For Ugyen, general manager of Bio Bhutan, making soap has never been more profitable. Along with his team, comprising of 15 people, they have been making natural soaps since 2008. Today, they export their products to countries such as Germany, Taiwan and Singapore, among others.
With a help of a soap expert from Thailand, the employees learnt how to create soaps based on the rich flora of the country, Ugyen said.
The assortment of soaps, neatly wrapped in desho paper, contains mustard oil, spices, bee wax, natural scents, essential oil distilled from lemon grass and wormwood.
The organic soap contains plant based natural antiseptic and skin care ingredients such as mustard oil, ginger, turmeric and essential oil. It doesn’t contain any synthetic colours, preservatives or chemical foaming agent.
“We are dedicated to promote sustainable use of natural resources and support rural communities in remote places. All the soaps are hand-cut and hand-wrapped,” Ugyen said. “The raw materials are supplied by communities from rural areas, which generates income for the rural communities.”
Raw materials such as sliced and dried turmeric are brought from Dagpai and Takabi women groups in Zhemgang, while sliced and dried ginger are brought from Dekeling in Sarpang and Lhuentse. Cold pressed mustard oil is brought from Dekeling in Sarpang. Artemisia and lemongrass essential oil are brought from Dozam, Uzorong, Baepam and Phunsum community forest management groups in Trashigang.
We pay a premium price for ingredients supplied by our rural communities. For example, the price for 1kg Artemisia essential oil is Nu 2,500, and Nu 1,000 per kg for lemongrass essential oil. Coconut oil is imported from India, Ugyen said. Natural handmade soaps not only cleanse, but also restore the skin moisture.
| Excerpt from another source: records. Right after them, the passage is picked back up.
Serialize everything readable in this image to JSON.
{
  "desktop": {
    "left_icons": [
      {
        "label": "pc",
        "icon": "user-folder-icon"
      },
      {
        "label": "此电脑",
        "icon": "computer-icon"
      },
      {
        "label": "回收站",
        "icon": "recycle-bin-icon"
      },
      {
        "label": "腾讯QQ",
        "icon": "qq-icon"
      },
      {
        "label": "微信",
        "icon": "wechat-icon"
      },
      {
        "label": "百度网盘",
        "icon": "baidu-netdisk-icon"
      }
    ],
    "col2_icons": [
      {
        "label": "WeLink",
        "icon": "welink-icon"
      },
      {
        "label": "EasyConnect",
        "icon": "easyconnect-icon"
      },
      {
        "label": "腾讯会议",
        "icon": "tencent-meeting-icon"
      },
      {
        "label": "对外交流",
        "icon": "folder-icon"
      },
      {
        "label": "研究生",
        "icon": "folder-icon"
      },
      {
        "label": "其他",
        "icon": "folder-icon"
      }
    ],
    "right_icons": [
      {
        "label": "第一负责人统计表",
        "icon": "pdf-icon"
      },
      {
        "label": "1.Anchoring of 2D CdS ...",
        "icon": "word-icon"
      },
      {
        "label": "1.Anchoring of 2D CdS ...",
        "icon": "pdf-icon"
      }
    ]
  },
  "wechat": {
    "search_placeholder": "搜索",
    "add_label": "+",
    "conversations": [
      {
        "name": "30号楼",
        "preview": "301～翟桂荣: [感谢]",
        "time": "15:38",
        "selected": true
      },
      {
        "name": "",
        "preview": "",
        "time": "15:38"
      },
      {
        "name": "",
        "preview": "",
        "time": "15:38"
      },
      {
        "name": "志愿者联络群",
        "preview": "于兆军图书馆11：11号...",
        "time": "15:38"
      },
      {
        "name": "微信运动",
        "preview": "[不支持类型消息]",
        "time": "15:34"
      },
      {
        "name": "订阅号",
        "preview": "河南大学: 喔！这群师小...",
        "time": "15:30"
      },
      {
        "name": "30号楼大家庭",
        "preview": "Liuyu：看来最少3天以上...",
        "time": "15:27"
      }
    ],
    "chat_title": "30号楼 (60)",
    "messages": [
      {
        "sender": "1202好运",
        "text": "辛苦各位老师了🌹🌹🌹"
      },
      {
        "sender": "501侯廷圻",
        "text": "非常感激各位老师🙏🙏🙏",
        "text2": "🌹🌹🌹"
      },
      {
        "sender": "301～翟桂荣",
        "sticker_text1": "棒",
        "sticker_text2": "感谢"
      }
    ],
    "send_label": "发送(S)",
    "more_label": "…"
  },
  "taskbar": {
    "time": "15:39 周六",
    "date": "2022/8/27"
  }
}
“Since the soap doesn’t contain any synthetic or chemical foaming agent such as sodium lauryl sulphate, it is safe and biodegradable. On the other hand, industrial mass-produced soap uses lots of chemicals and synthetic additives, which is not good for the skin,” Ugyen said.
There is huge scope for natural handmade soap business, both in domestic and international market, Ugyen added. “However, the realisation of market potential depends on the amount of investment made.”
With such products available in the market, many are now appreciating and using these handmade products, Ugyen said. “There’s something essential when one buys handmade products, one becomes more responsible and mindful consumer. One appreciates the skills, time and effort put into every product.”
There are a whole bundle of different values as well. One can become anti-consumerist, go-green or embrace environmentally friendly approach, Ugyen added.
A corporate employee, Tandin Wangmo, said she makes a point to buy local handmade products.
“Whenever I buy a handmade product, I think about who might have made it and appreciate the effort they took to create it. I love knowing I am supporting someone’s passion,” Tandin Wangmo said. “Buying handmade product is a conscious decision and helps me be more conscious of where I am spending.”